A second theme is that concepts of landscape as national heritage were complementary to ideas of progress and modernity and not, as has sometimes been claimed, essentially ‘anti-modern, permeated by a reactionary, conservative-nostalgic mindset’ (p. 15). The author sees expressions of patriotic discourse in responses to each of the landscapes studied in the book: the physical boundaries of the nation (at the white cliffs and on the Northumberland moors) helped define concepts of Englishness and of home. The battles for preservation in the treasured landscapes of the Lake District and the New Forest were infused with patriotic discourse. Nor was landscape as heritage confined to the countryside. The urban landscape of Manchester was celebrated not only as a beacon of economic success but as a local landscape rooted in a proud past. And the ‘storied ground’ of the landscapes traversed by the Thames, both up- and downstream from London, linked the bustling metropolis to the nation’s wider history. Readman concludes, ‘As reflected in and stimulated by engagement with valued landscapes both urban and rural, English cultural nationalism went with the grain of modernity, integrating the contemporary with the traditional, the past with the present’ (p. 310).
To this reviewer, there was one missing ingredient in this otherwise rich and satisfying book. The author has chosen his case studies to make the point that a wide range of landscapes (coastal, riparian, upland, urban, industrial) were ‘storied ground’, capable of being used to foster aspects of national identity. As he notes on several occasions, in the background to these case studies lay the rural idyll of the English south country – picturesque thatched cottages, rolling farmland and downland, and a stable social structure dominated by squire and parson. The absence of a full analysis of that archetypical landscape of Englishness is perhaps a weakness. It would have been welcome to have the ‘chocolate box’ English countryside subjected to the rigorous research and penetrating insight which characterise Paul Readman’s analyses of the other landscapes discussed in this book.

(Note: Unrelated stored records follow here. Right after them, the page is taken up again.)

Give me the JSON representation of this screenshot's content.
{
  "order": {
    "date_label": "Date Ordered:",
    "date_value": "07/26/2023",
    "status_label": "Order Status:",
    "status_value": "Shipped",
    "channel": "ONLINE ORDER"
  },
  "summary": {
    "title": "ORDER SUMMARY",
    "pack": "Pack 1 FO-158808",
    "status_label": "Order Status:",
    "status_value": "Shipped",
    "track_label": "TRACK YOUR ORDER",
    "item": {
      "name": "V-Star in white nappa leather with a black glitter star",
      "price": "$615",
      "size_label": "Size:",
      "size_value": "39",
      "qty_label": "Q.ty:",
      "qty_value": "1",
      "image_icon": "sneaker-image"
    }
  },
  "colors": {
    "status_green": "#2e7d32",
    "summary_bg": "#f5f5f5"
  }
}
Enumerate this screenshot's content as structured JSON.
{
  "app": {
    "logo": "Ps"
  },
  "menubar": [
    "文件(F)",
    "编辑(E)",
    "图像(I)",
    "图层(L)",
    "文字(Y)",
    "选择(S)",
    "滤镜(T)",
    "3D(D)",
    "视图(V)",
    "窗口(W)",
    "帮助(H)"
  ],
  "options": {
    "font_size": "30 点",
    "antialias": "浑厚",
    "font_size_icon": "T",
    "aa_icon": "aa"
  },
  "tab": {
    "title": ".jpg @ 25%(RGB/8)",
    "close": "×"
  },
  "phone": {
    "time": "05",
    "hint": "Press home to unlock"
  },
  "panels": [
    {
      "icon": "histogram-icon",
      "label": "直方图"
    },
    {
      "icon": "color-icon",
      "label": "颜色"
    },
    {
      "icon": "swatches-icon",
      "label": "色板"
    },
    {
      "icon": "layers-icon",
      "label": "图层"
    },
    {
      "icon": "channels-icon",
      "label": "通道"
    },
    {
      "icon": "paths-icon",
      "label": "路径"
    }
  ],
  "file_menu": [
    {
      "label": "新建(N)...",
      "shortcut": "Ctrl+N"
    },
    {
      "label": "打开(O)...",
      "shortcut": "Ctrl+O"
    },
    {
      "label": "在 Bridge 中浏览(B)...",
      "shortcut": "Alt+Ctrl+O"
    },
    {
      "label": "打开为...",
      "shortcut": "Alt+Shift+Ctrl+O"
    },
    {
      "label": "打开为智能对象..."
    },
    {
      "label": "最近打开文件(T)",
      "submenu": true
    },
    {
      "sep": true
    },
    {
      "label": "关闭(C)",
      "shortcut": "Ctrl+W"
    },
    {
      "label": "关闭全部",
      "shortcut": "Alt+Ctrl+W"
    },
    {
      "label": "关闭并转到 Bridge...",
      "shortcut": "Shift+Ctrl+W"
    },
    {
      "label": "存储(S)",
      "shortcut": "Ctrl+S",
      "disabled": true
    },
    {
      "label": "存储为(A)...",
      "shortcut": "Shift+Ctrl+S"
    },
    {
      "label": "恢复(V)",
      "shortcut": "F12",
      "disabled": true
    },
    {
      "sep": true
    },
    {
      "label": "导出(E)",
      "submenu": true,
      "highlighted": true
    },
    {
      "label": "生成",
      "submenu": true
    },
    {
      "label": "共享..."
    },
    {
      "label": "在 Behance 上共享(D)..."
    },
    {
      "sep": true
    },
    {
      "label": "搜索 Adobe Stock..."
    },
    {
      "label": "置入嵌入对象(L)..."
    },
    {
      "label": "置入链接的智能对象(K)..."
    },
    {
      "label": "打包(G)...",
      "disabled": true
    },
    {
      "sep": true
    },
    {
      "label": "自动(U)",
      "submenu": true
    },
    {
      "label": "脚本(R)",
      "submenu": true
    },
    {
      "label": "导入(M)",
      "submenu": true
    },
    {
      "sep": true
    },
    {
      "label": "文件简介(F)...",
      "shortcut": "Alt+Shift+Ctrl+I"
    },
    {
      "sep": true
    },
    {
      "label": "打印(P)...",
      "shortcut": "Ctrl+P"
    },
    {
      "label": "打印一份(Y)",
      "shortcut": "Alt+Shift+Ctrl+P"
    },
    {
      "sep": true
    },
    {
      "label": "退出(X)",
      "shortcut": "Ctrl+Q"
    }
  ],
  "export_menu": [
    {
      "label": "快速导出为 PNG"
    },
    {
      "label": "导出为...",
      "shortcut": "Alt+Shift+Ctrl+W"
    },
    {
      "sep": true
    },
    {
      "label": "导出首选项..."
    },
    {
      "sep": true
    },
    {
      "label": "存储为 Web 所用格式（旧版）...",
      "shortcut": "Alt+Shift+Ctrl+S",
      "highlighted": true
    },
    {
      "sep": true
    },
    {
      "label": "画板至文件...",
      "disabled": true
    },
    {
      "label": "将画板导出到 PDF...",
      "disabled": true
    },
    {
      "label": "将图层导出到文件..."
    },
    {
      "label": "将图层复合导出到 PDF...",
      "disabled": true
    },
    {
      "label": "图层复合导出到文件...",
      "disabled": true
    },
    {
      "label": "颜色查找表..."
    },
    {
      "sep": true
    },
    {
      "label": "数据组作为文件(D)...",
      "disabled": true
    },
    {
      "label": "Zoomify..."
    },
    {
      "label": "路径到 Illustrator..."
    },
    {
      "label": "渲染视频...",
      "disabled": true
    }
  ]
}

I am most grateful to Professor Winchester for his very full and kind review of my book. I did think about including a chapter on the rural idyll of the English ‘south country’, but in the end decided against it. Perhaps this was a mistake. In defence of my decision, I would plead that some discussion of this idyll – or versions of it – is included in the chapters on the New Forest and the Thames, particularly the latter. I admit that my treatment is rather glancing: a chapter specifically on the Cotswolds might have built usefully on Catherine Brace’s insightful work on that landscape, for example. But my overall aim, I suppose, was to go beyond the caricature ‘chocolate box’ image of Englishness, much relied upon in existing scholarship, to show that other versions of national identity were at least as important.